  4. I still love the idea that if you have 100 vm's all running the same version of windows it doesn't have 100 different windows instances in memory but only 1 in memory as its all the same unique code. aka in-memory De-dupe if you will. However, now it seems that's not the case as TPS doesn't work unless there is memory contention? and not sure how much it helps then since like you said it saves everything in 2mb pages which is unlikely to find another 2mb page even though it still will break those into 4k pages at some point before it swaps to disk? so are large pages really the way to do this vs. smaller pages? Why is that the default with 5500+ cpu's?

  5. It's the default because the hardware memory controller can be much more effectively utilized if it is dealing with large pages. The resources on the chip are finite and dealing with the 36.9M pages that would be needed on a host with 144GB of ram using 4KB pages is far beyond what can be crammed into the hardware MMU. Not to mention the fact that as most datastructures grow their performance decreases at a rate that is much higher than linear. Benchmarks I've seen show the hit for turning off large page tables to be between 5 and 15% depending on workload. Since vSphere will break down LPT's by bypassing the hardware MMU if it's under significant enough memory pressure there's little reason not to enable them.

  6. Do you dream of owning the beautiful designer handbags that you see celebrities carrying? Are you fashion conscious, but on a budget, want to be the envy of

    the crowd, and impress all of your family and friends,Gucci Handbags

    and then you have found the swingpacks

    net of your dreams! The handbag that you wear on your arm can make all the difference when it comes to your personal fashion look and styling. Our replica

    Gucci handbags will let you complete your fashion look without spending thousands of dollars. gucci mens bag

    Not all women can afford the high prices that designer handbags charge. Designer Replica Handbags lets you master your fashion wardrobe while still staying

    within your budget. We are the best site with superb Customer service and best Replicas. coach bags for cheap

    ‘Great attention is paid to detailing to ensure that your replica handbag looks as good as the real thing. This includes the materials that are used, exact

    duplication of stitching, and correct placement of the designer logo. Pleased, satisfied customers are what we desire, happy customers mean return customers,

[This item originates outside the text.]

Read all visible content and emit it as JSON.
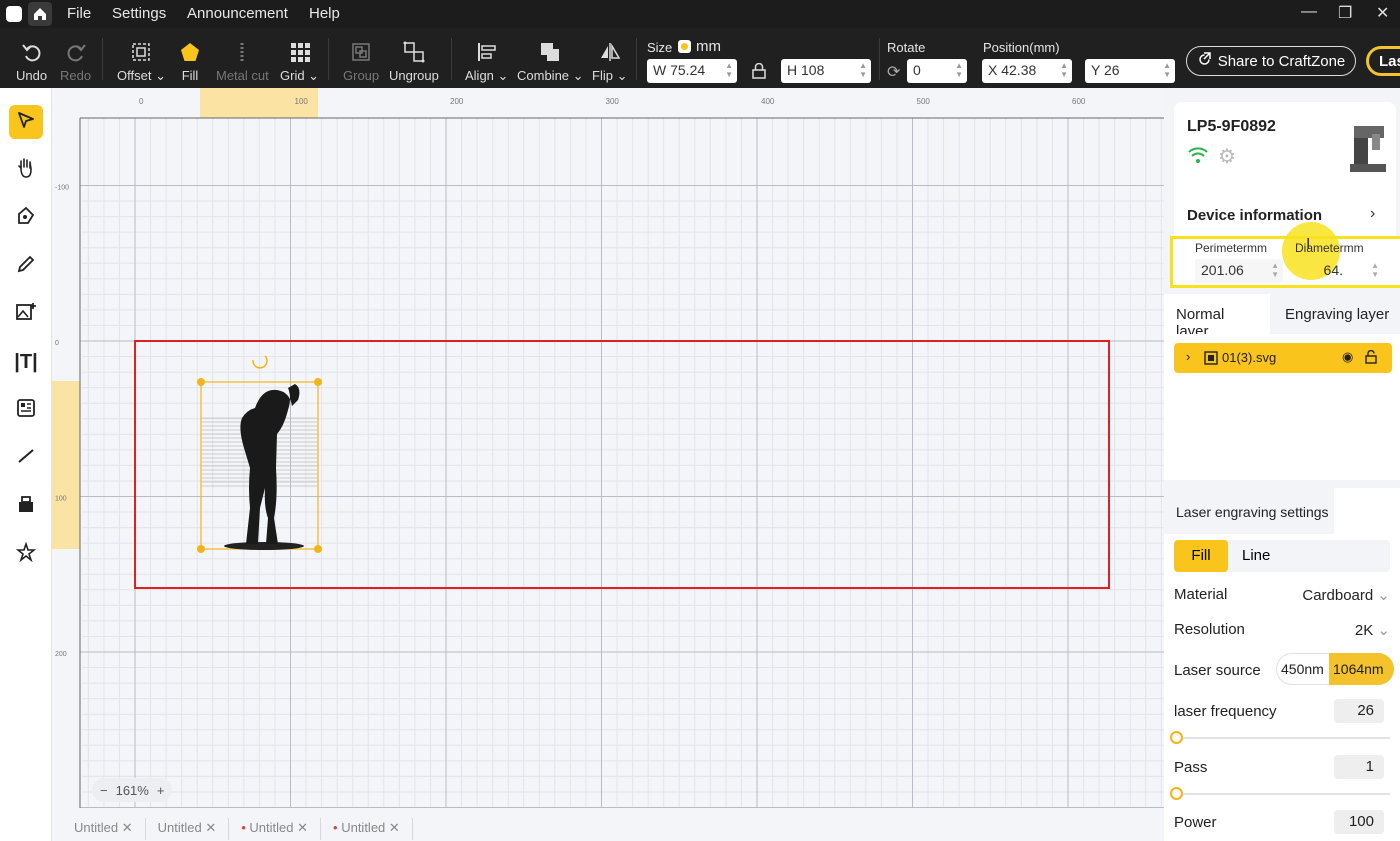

    customers who will always come to gucci outlet
    net for all their replica handbag needs! If there is something we can do for you, please contact us, we will do our best to service for you.

  7. In 1989, Maurizio managed to persuade Dawn Mello, Gucci Tote

    whose revival of New York’s Bergdorf Goodman in the 1970s made her a star in the retail business, to join the newly formed gucci handbags on saleGroup as

    Executive Vice President and Creative Director Worldwide. At the helm of Gucci America was Domenico De Sole, a former lawyer who helped oversee Maurizio’s

    takeover of ten 1987 and carryalls

    The last addition to the creative team,designer gucci already included designers from Geoffrey Beene and Calvin Klein, was a young designer named Tom

    Ford.Raised in Texas and New Mexico, Gucci Canvas Bags

    he had been interested in fashion since his early teens but only decided to pursue a career as a gucci bag saledesigner after dropping out of Parsons School

    of Design in 1986 as an architecture major. gucci outlet online Dawn Mello hired Ford in 1990 at the urging of

    his partner, writer and editor Richard Buckley.
    cheap gucci

  8. One thing I noticed. If the cache is inside of the VM’s memory, would this mean; If a VM has 8GB RAM and MemZipMaxPct is set to 10%, 800MB of that VM’s RAM might become unavailable?

Comments are closed.